What do you think of “trailers” for books?
I used to think book trailers were a weird concept. Why would someone watch a movie about a book? A month ago, however, I decided to give it a try. I found myself hooked on the media form. There’s an art to it, right down to the music. I’ve made two so far (Struck and Poppy) and plan to make one for each book. My YouTube Channel is here: https://www.youtube.com/channel/UCoddfPN3W_Id7nAtN1HWIwA
What is your favourite film and why?
Big Trouble in Little China because I’m a geek. As far as my genre goes, The Woman in Black, The Others and Crimson Peak are right up my alley.
Which famous person, living or dead would you like to meet and why?
I would love to meet Charlie Chaplin. I think he was brilliant, and have all his films.
What do you like to do when you’re not writing?
I like to spend time with my husband and two daughters. I’ve been dancing for 20 years (ballet, modern, tap and jazz) and keep up with that. My latest passion is trapeze. I’ve been taking trapeze classes for about a year with the goal of becoming good enough to perform. It’s very similar to ballet, but in the air. What’s not to love about that? I also run a special needs pet-sitting business and volunteer at the SPCA. I love anime, photography, running and fencing…I have lots of hobbies!

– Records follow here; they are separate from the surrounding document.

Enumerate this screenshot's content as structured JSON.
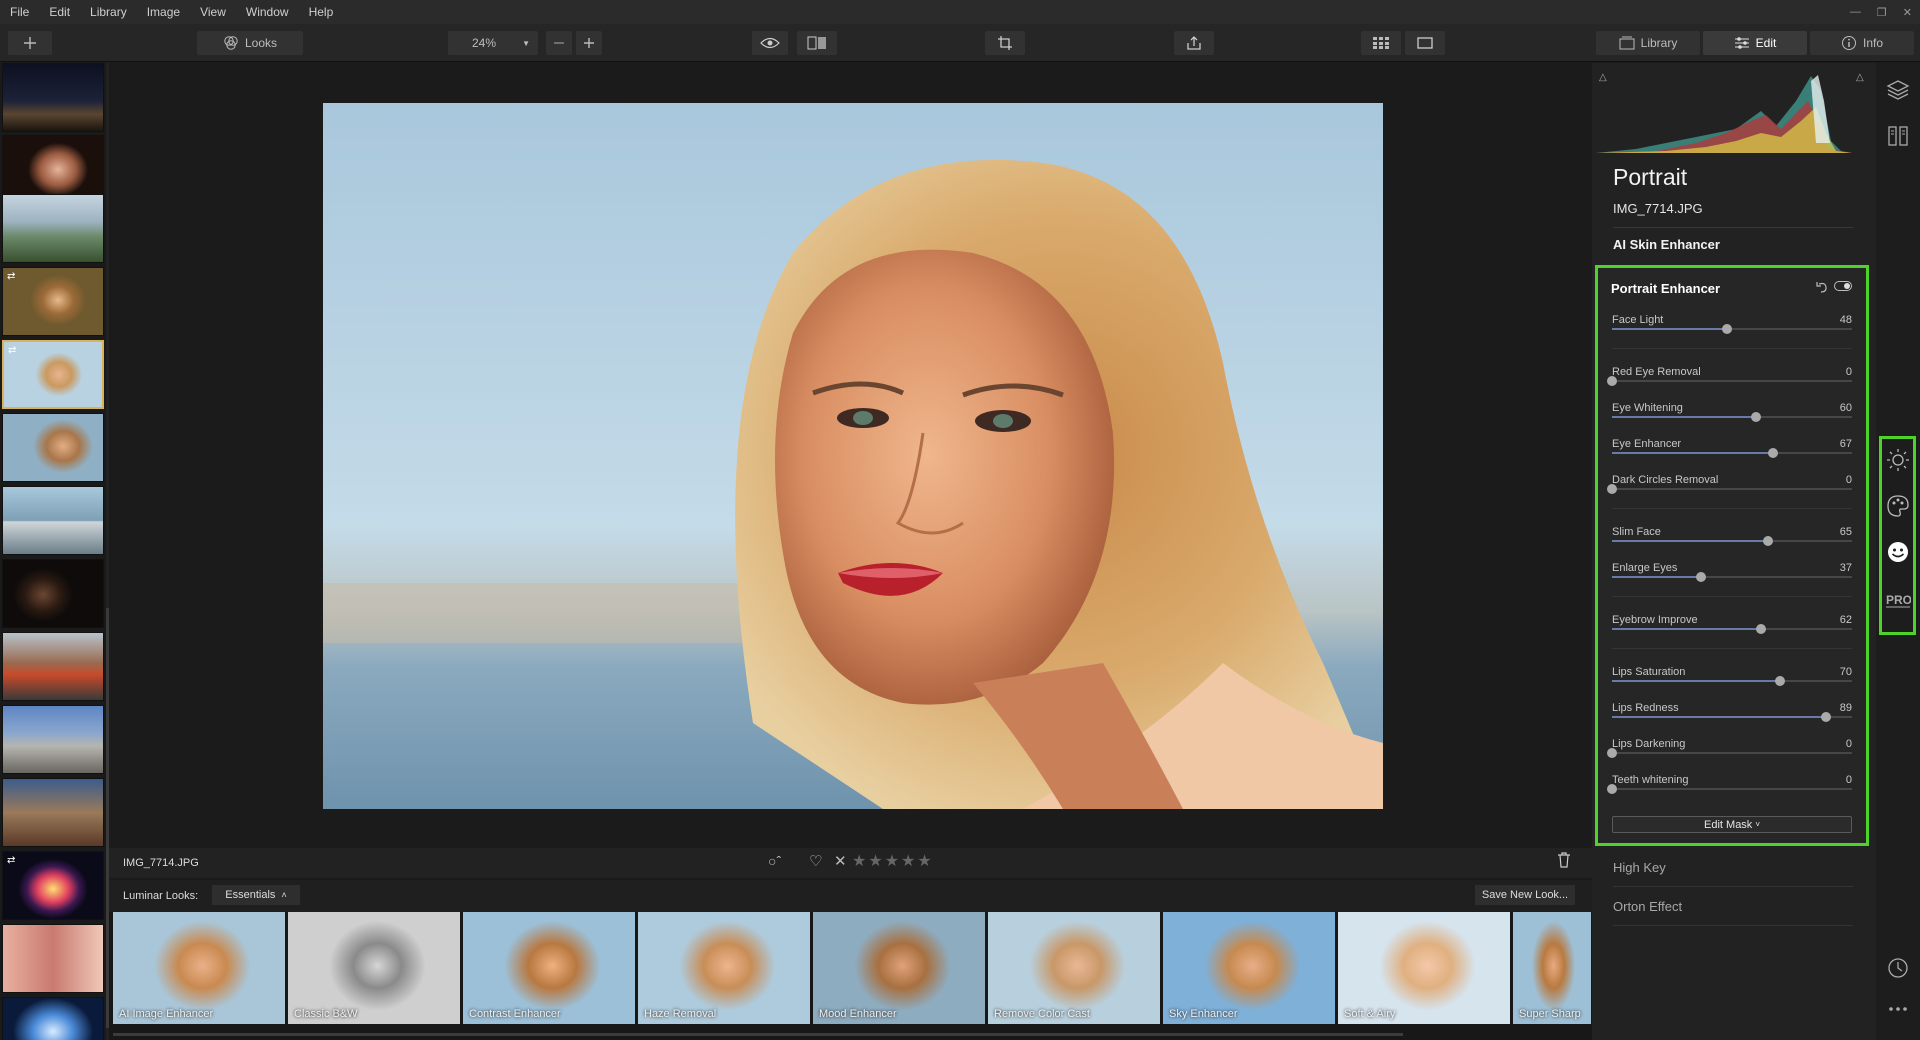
{
  "menu": [
    "File",
    "Edit",
    "Library",
    "Image",
    "View",
    "Window",
    "Help"
  ],
  "toolbar": {
    "looks_label": "Looks",
    "zoom_value": "24%",
    "library_tab": "Library",
    "edit_tab": "Edit",
    "info_tab": "Info"
  },
  "filmstrip": {
    "selected_index": 4
  },
  "infobar": {
    "filename": "IMG_7714.JPG"
  },
  "looksbar": {
    "label": "Luminar Looks:",
    "category": "Essentials",
    "save_label": "Save New Look..."
  },
  "looks": [
    "AI Image Enhancer",
    "Classic B&W",
    "Contrast Enhancer",
    "Haze Removal",
    "Mood Enhancer",
    "Remove Color Cast",
    "Sky Enhancer",
    "Soft & Airy",
    "Super Sharp"
  ],
  "panel": {
    "title": "Portrait",
    "filename": "IMG_7714.JPG",
    "tool_ai_skin": "AI Skin Enhancer",
    "enhancer_title": "Portrait Enhancer",
    "edit_mask": "Edit Mask",
    "tool_high_key": "High Key",
    "tool_orton": "Orton Effect"
  },
  "sliders": [
    {
      "name": "Face Light",
      "value": 48
    },
    {
      "name": "Red Eye Removal",
      "value": 0
    },
    {
      "name": "Eye Whitening",
      "value": 60
    },
    {
      "name": "Eye Enhancer",
      "value": 67
    },
    {
      "name": "Dark Circles Removal",
      "value": 0
    },
    {
      "name": "Slim Face",
      "value": 65
    },
    {
      "name": "Enlarge Eyes",
      "value": 37
    },
    {
      "name": "Eyebrow Improve",
      "value": 62
    },
    {
      "name": "Lips Saturation",
      "value": 70
    },
    {
      "name": "Lips Redness",
      "value": 89
    },
    {
      "name": "Lips Darkening",
      "value": 0
    },
    {
      "name": "Teeth whitening",
      "value": 0
    }
  ],
  "colors": {
    "highlight": "#4ed32a",
    "selected_thumb": "#d9b35c",
    "slider_fill": "#6a7aa8"
  }
}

Do you hear from your readers much? What kinds of things do they say?
“Why are you so weird?” “Stop posting photos of your cat.” You know, standard stuff. Kidding. I love interacting with my readers and hear from them quite a bit. The main question I’m asked is if I’ve ever seen a ghost. Yes, I have. And yes, my cat is damn handsome and he knows it. 😉
Clarissa Johal is the bestselling author of paranormal novels, Poppy, The Island, Voices, Struck and Between. When she’s not listening to the ghosts in her head, she’s dancing, taking pictures of gargoyles, or swinging from a trapeze. She shares her life with her husband, two daughters, and every stray animal that darkens their doorstep.
Find Clarissa Online: